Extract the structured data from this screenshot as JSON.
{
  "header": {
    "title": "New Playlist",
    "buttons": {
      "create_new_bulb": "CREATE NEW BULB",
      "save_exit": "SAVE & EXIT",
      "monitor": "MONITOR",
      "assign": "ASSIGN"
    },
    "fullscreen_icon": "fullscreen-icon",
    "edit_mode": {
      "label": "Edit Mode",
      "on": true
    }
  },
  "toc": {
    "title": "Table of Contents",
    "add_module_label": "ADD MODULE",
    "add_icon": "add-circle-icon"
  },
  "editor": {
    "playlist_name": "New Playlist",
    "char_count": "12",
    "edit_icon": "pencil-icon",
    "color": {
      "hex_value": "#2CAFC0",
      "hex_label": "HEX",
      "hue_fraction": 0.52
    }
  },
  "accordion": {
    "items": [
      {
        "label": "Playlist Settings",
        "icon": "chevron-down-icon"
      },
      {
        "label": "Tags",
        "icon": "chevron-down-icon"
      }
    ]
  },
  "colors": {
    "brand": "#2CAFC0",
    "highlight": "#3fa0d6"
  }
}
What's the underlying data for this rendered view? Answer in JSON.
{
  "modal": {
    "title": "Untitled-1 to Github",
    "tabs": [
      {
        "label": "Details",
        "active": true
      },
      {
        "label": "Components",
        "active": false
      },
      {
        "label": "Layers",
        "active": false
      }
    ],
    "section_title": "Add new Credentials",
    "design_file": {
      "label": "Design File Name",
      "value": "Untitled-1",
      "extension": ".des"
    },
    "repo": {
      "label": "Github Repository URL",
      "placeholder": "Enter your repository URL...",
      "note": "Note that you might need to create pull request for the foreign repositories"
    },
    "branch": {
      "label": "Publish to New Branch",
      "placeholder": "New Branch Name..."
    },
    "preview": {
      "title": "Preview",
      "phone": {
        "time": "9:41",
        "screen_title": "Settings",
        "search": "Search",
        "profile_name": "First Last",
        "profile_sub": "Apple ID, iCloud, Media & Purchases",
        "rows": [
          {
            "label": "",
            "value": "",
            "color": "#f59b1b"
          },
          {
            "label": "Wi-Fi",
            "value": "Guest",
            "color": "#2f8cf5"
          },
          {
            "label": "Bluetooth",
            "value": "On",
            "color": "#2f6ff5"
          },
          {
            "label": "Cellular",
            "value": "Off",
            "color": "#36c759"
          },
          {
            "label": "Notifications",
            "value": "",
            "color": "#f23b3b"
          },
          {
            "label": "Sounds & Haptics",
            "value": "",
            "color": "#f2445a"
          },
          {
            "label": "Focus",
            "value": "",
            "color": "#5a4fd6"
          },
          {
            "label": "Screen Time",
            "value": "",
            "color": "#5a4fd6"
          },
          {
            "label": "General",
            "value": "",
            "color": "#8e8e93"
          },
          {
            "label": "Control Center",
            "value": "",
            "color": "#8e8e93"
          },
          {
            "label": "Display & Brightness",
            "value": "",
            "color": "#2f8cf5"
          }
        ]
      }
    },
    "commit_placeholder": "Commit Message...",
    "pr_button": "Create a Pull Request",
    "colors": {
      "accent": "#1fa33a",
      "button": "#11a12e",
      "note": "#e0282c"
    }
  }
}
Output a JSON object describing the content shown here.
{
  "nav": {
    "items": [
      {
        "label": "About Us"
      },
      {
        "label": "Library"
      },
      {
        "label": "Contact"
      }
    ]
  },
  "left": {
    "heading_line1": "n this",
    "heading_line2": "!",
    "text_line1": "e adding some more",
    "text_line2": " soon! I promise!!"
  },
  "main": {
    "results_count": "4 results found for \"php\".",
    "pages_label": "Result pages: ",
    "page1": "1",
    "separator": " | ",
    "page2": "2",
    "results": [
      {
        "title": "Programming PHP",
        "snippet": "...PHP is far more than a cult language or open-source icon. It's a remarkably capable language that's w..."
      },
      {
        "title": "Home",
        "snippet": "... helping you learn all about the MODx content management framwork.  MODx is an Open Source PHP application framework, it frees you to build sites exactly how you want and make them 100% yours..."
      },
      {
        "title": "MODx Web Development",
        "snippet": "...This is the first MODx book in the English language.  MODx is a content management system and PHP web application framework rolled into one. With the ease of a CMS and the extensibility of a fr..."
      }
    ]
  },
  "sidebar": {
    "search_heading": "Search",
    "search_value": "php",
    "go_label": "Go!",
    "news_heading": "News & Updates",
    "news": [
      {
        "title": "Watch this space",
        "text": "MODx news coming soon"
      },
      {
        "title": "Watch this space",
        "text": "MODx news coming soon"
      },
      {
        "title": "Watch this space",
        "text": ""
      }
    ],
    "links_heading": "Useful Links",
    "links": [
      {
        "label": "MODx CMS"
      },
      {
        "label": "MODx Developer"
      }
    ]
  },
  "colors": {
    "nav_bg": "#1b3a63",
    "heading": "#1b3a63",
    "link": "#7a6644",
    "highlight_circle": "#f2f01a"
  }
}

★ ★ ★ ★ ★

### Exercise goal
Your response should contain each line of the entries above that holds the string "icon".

### Result of this exercise
    "fullscreen_icon": "fullscreen-icon",
    "add_icon": "add-circle-icon"
    "edit_icon": "pencil-icon",
        "icon": "chevron-down-icon"
        "icon": "chevron-down-icon"
        "snippet": "...PHP is far more than a cult language or open-source icon. It's a remarkably capable language that's w..."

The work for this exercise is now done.